• **WHAT THE EXERCISE ASKS**: Without including any pictures, reproduce all the lines below word for word.

• **DATA SUPPLIED**:

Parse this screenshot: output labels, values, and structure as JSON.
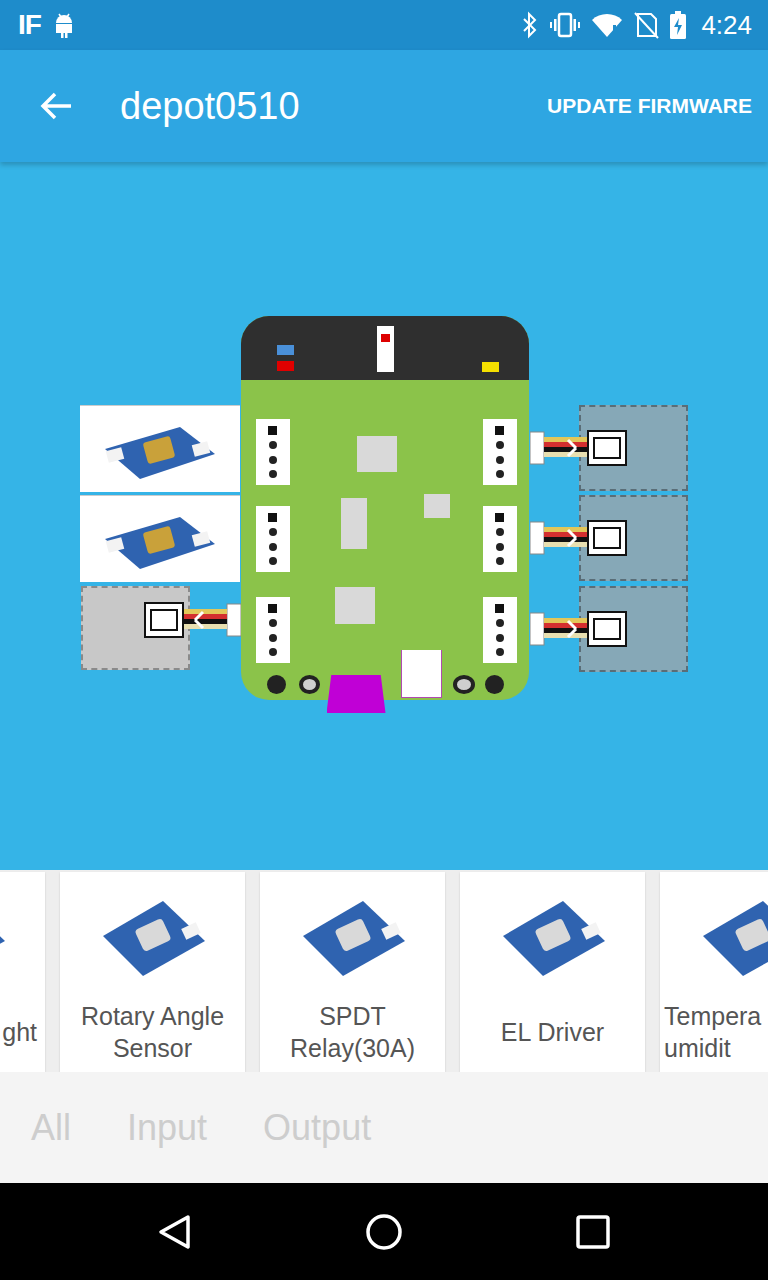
{
  "status_bar": {
    "notification_text": "IF",
    "time": "4:24"
  },
  "app_bar": {
    "title": "depot0510",
    "action": "UPDATE FIRMWARE"
  },
  "board": {
    "left_ports": [
      {
        "occupied": true
      },
      {
        "occupied": true
      },
      {
        "occupied": false
      }
    ],
    "right_ports": [
      {
        "occupied": false
      },
      {
        "occupied": false
      },
      {
        "occupied": false
      }
    ]
  },
  "modules": [
    {
      "label": "ght"
    },
    {
      "label": "Rotary Angle Sensor"
    },
    {
      "label": "SPDT Relay(30A)"
    },
    {
      "label": "EL Driver"
    },
    {
      "label": "Tempera umidit"
    }
  ],
  "filters": [
    {
      "label": "All",
      "selected": false
    },
    {
      "label": "Input",
      "selected": false
    },
    {
      "label": "Output",
      "selected": false
    }
  ]
}
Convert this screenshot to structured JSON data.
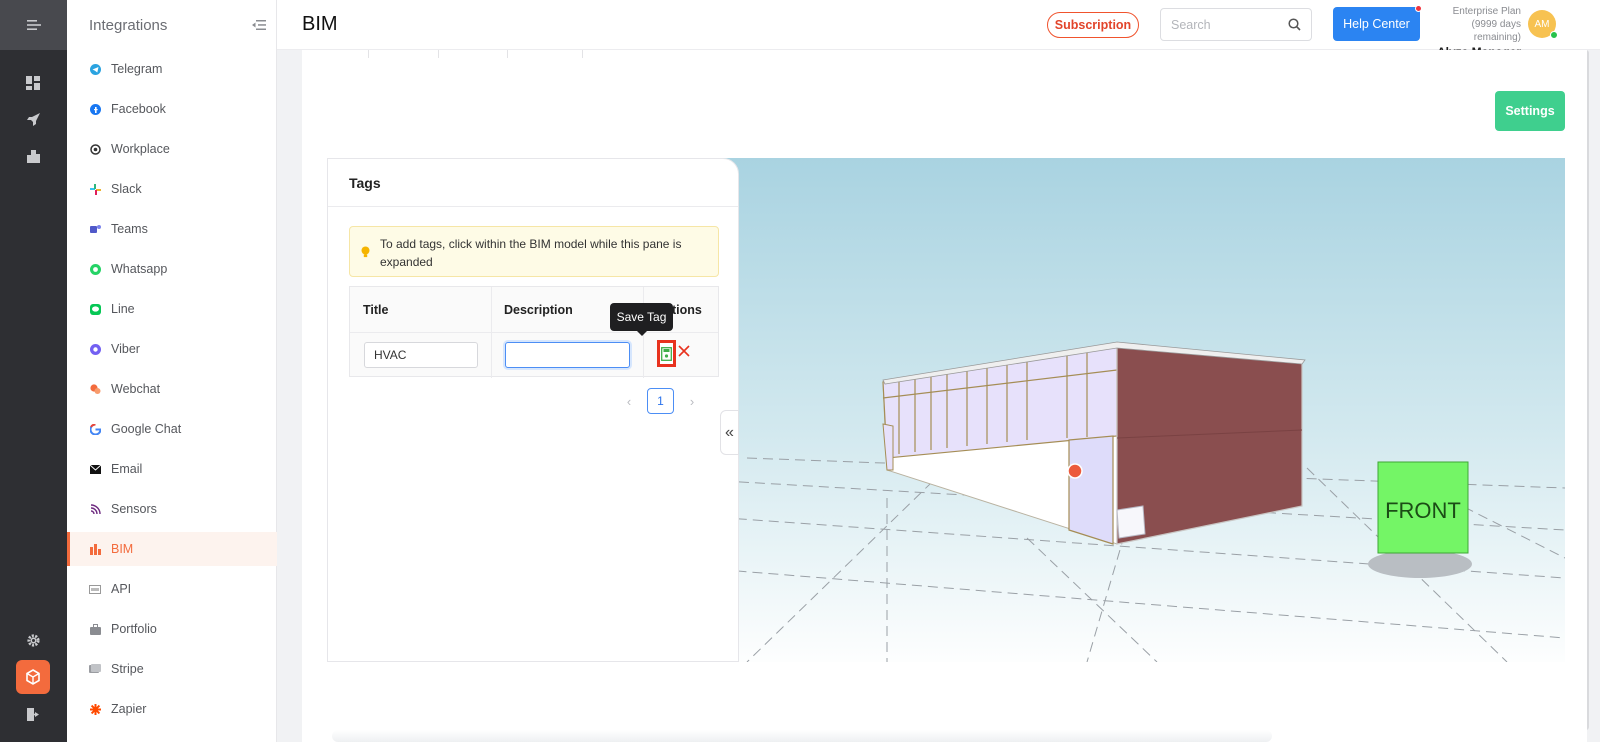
{
  "header": {
    "page_title": "BIM",
    "subscription_label": "Subscription",
    "search_placeholder": "Search",
    "help_center_label": "Help Center",
    "plan_name": "Enterprise Plan",
    "plan_remaining": "(9999 days remaining)",
    "user_name": "Alyza Manager",
    "avatar_initials": "AM"
  },
  "sidebar": {
    "title": "Integrations",
    "items": [
      {
        "label": "Telegram",
        "icon": "telegram-icon"
      },
      {
        "label": "Facebook",
        "icon": "facebook-icon"
      },
      {
        "label": "Workplace",
        "icon": "workplace-icon"
      },
      {
        "label": "Slack",
        "icon": "slack-icon"
      },
      {
        "label": "Teams",
        "icon": "teams-icon"
      },
      {
        "label": "Whatsapp",
        "icon": "whatsapp-icon"
      },
      {
        "label": "Line",
        "icon": "line-icon"
      },
      {
        "label": "Viber",
        "icon": "viber-icon"
      },
      {
        "label": "Webchat",
        "icon": "webchat-icon"
      },
      {
        "label": "Google Chat",
        "icon": "google-chat-icon"
      },
      {
        "label": "Email",
        "icon": "email-icon"
      },
      {
        "label": "Sensors",
        "icon": "sensors-icon"
      },
      {
        "label": "BIM",
        "icon": "bim-icon",
        "active": true
      },
      {
        "label": "API",
        "icon": "api-icon"
      },
      {
        "label": "Portfolio",
        "icon": "portfolio-icon"
      },
      {
        "label": "Stripe",
        "icon": "stripe-icon"
      },
      {
        "label": "Zapier",
        "icon": "zapier-icon"
      }
    ]
  },
  "main": {
    "settings_label": "Settings",
    "tags": {
      "title": "Tags",
      "info_text": "To add tags, click within the BIM model while this pane is expanded",
      "columns": [
        "Title",
        "Description",
        "Actions"
      ],
      "row": {
        "title_value": "HVAC",
        "description_value": ""
      },
      "tooltip": "Save Tag",
      "current_page": "1"
    },
    "viewer": {
      "cube_label": "FRONT"
    }
  },
  "colors": {
    "accent": "#f36b3d",
    "primary": "#2b84f2",
    "success": "#3fcf8e",
    "rail_bg": "#2e2f33"
  }
}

• **RESULT OF THE EXERCISE**:
Parse this screenshot: output labels, values, and structure as JSON.
{
  "status_bar": {
    "notification_text": "IF",
    "time": "4:24"
  },
  "app_bar": {
    "title": "depot0510",
    "action": "UPDATE FIRMWARE"
  },
  "board": {
    "left_ports": [
      {
        "occupied": true
      },
      {
        "occupied": true
      },
      {
        "occupied": false
      }
    ],
    "right_ports": [
      {
        "occupied": false
      },
      {
        "occupied": false
      },
      {
        "occupied": false
      }
    ]
  },
  "modules": [
    {
      "label": "ght"
    },
    {
      "label": "Rotary Angle Sensor"
    },
    {
      "label": "SPDT Relay(30A)"
    },
    {
      "label": "EL Driver"
    },
    {
      "label": "Tempera umidit"
    }
  ],
  "filters": [
    {
      "label": "All",
      "selected": false
    },
    {
      "label": "Input",
      "selected": false
    },
    {
      "label": "Output",
      "selected": false
    }
  ]
}
Convert this screenshot to structured JSON data.
{
  "header": {
    "page_title": "BIM",
    "subscription_label": "Subscription",
    "search_placeholder": "Search",
    "help_center_label": "Help Center",
    "plan_name": "Enterprise Plan",
    "plan_remaining": "(9999 days remaining)",
    "user_name": "Alyza Manager",
    "avatar_initials": "AM"
  },
  "sidebar": {
    "title": "Integrations",
    "items": [
      {
        "label": "Telegram",
        "icon": "telegram-icon"
      },
      {
        "label": "Facebook",
        "icon": "facebook-icon"
      },
      {
        "label": "Workplace",
        "icon": "workplace-icon"
      },
      {
        "label": "Slack",
        "icon": "slack-icon"
      },
      {
        "label": "Teams",
        "icon": "teams-icon"
      },
      {
        "label": "Whatsapp",
        "icon": "whatsapp-icon"
      },
      {
        "label": "Line",
        "icon": "line-icon"
      },
      {
        "label": "Viber",
        "icon": "viber-icon"
      },
      {
        "label": "Webchat",
        "icon": "webchat-icon"
      },
      {
        "label": "Google Chat",
        "icon": "google-chat-icon"
      },
      {
        "label": "Email",
        "icon": "email-icon"
      },
      {
        "label": "Sensors",
        "icon": "sensors-icon"
      },
      {
        "label": "BIM",
        "icon": "bim-icon",
        "active": true
      },
      {
        "label": "API",
        "icon": "api-icon"
      },
      {
        "label": "Portfolio",
        "icon": "portfolio-icon"
      },
      {
        "label": "Stripe",
        "icon": "stripe-icon"
      },
      {
        "label": "Zapier",
        "icon": "zapier-icon"
      }
    ]
  },
  "main": {
    "settings_label": "Settings",
    "tags": {
      "title": "Tags",
      "info_text": "To add tags, click within the BIM model while this pane is expanded",
      "columns": [
        "Title",
        "Description",
        "Actions"
      ],
      "row": {
        "title_value": "HVAC",
        "description_value": ""
      },
      "tooltip": "Save Tag",
      "current_page": "1"
    },
    "viewer": {
      "cube_label": "FRONT"
    }
  },
  "colors": {
    "accent": "#f36b3d",
    "primary": "#2b84f2",
    "success": "#3fcf8e",
    "rail_bg": "#2e2f33"
  }
}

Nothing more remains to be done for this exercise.